Study Tip


At the end of this chapter, there are six Chapter Review and Self-Test problems. Working these BEFORE you attempt the homework will actually cut the time you spend on homework in half. Try it first on your own, then review the process using the explanation in the book. It’s like having someone show you how. Now that our homework problems are getting a little harder, the Self-Test part of each chapter will be more important to your understanding.



When you finish your study of this chapter, you should know:


  1. UNDERSTAND and CALCULATE present value and future value of investments with multiple cash flows.
  2. UNDERSTAND the difference between simple interest, compound interest, Annual Percentage rate (APR) and the Effective Annual rate (EAR) and be able to CALCULATE the EAR and APR on a loan.
  3. Be able to CALCULATE the payments on a loan.
  4. UNDERSTAND and CALCULATE an amortization schedule on a loan.
  5. CALCULATE the present value of a perpetuity.


You will also be able to wow your friends by showing them what buying on credit REALLY costs them!

The following are terms that you should be able to define perfectly when you finish studying this chapter.
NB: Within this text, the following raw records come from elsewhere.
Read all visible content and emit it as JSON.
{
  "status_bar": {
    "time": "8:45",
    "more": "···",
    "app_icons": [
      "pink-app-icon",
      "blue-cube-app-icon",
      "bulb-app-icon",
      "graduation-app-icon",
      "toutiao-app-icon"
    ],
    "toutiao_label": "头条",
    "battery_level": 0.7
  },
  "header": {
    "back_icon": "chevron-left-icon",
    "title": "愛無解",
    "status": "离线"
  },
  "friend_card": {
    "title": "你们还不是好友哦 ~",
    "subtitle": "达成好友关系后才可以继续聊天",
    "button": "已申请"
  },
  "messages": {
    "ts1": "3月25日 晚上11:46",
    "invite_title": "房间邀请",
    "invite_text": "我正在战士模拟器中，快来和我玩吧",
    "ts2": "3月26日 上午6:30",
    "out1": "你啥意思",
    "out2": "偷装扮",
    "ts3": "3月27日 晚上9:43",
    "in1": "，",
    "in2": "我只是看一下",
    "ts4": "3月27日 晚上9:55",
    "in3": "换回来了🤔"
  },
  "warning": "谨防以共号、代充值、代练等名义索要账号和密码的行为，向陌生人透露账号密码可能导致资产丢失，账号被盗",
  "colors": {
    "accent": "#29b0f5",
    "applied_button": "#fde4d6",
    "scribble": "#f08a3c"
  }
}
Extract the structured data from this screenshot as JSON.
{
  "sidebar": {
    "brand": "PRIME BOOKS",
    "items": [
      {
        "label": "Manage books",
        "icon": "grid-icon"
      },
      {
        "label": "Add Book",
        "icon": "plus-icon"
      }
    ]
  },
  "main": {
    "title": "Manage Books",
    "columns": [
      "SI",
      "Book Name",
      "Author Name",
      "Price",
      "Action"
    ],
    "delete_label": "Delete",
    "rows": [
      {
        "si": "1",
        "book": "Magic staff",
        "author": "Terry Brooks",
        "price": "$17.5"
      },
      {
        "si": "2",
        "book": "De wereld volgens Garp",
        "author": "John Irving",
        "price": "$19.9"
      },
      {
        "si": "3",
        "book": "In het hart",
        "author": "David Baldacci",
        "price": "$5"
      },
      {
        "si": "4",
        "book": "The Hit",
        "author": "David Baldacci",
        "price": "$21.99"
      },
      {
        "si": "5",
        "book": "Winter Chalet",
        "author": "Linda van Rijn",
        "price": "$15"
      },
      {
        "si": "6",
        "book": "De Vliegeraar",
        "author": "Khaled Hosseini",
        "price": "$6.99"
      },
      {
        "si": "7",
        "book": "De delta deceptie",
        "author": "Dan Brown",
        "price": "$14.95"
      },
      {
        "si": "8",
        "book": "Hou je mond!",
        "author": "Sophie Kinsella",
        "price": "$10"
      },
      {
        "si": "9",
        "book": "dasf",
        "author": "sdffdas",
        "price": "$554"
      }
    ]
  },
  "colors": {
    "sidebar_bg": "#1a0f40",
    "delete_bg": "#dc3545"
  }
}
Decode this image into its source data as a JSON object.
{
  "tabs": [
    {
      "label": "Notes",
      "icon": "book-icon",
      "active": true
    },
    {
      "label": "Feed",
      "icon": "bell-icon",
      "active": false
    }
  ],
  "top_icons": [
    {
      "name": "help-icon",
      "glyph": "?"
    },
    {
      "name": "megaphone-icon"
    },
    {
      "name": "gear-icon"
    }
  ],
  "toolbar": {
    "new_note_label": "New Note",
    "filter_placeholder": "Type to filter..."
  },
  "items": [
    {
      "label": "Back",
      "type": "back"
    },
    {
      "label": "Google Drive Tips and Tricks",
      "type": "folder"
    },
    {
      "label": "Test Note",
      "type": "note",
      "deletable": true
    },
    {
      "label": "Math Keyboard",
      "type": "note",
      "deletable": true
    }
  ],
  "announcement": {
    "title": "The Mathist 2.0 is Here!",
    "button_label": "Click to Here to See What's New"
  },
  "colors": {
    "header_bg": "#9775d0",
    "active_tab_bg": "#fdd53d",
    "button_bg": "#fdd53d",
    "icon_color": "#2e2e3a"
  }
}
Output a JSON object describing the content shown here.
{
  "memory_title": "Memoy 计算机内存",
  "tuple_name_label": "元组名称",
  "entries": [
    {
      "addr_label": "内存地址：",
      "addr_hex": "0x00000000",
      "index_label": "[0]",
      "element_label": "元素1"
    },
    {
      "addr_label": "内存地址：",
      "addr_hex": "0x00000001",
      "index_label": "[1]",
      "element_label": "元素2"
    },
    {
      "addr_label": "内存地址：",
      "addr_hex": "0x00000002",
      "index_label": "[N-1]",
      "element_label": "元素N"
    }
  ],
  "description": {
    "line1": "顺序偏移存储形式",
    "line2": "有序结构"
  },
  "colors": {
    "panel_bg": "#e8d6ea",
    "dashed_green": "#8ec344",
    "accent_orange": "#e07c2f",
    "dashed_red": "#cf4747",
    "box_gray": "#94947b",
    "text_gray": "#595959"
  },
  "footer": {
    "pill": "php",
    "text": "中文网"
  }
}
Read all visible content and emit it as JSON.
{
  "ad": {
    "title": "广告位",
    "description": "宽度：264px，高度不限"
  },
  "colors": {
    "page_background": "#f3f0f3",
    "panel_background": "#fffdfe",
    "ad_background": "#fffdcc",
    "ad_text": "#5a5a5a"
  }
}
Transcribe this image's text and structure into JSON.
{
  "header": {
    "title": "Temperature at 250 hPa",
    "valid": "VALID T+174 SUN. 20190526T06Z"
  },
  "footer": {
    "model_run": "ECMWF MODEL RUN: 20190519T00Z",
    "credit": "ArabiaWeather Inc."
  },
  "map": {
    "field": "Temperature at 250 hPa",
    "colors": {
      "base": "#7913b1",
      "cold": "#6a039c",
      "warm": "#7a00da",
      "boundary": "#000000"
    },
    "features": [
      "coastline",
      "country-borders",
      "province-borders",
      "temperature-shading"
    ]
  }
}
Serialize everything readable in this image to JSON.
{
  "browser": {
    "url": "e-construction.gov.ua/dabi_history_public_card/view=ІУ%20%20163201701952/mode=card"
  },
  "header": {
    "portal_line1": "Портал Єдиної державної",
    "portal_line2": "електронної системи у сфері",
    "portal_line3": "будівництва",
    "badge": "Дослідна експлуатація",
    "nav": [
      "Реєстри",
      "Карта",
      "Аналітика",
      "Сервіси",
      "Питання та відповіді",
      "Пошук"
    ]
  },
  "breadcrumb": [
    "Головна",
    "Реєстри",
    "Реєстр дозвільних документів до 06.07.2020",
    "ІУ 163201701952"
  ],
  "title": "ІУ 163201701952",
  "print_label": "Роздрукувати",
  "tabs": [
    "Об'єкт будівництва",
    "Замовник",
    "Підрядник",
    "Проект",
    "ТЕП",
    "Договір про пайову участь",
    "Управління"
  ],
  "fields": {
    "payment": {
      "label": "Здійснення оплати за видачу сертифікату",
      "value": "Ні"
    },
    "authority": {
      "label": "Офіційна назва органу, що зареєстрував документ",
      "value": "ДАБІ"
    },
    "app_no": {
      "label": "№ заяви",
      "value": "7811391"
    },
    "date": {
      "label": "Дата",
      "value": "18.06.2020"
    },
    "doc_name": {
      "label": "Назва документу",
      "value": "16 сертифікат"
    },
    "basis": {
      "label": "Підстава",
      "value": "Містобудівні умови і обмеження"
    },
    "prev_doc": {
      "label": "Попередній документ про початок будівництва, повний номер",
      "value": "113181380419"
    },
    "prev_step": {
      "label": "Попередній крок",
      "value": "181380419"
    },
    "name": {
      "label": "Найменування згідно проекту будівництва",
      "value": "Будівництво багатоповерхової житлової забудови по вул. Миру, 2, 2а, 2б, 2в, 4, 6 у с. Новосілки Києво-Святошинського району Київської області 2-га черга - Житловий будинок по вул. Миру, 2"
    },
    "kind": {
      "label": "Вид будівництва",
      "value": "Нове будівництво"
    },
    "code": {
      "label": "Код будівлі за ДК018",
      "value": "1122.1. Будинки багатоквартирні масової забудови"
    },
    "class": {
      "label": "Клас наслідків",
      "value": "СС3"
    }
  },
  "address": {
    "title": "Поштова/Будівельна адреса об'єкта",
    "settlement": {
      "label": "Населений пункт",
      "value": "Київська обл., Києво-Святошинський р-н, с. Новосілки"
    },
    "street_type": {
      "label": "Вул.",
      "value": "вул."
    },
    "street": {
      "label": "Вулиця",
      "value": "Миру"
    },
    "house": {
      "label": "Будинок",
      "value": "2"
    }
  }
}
Make your flash cards and take them with you, reviewing them whenever you have a chance. You will be a happy test taker!


Key terminology:

Amortization table
Amortized loans
Annual Percentage Rate
Annuity due
Annuity Factors

Effective Annual Rate
Interest-only loans
Multiple Cash flows
Ordinary Annuity
Pure Discount loans
Time Value

Don’t forget! Homework is due by 6:30 PM on class day by e-mail to! Don’t suffer a zero by being late.

Helpful Notes

Cash flow is the name of the game! As long as there is more coming in than going out, there is no problem. Business owners worry about cash flow all the time. It’s usually the coming in part that’s the problem. Cutting costs can only go so far.

While this is not a consumer finance course, the skills you learn in this chapter will hold you in good stead when you go to buy a house or car. Over a large amount of money over time, it is at first quite surprising what a small difference in interest rates can make.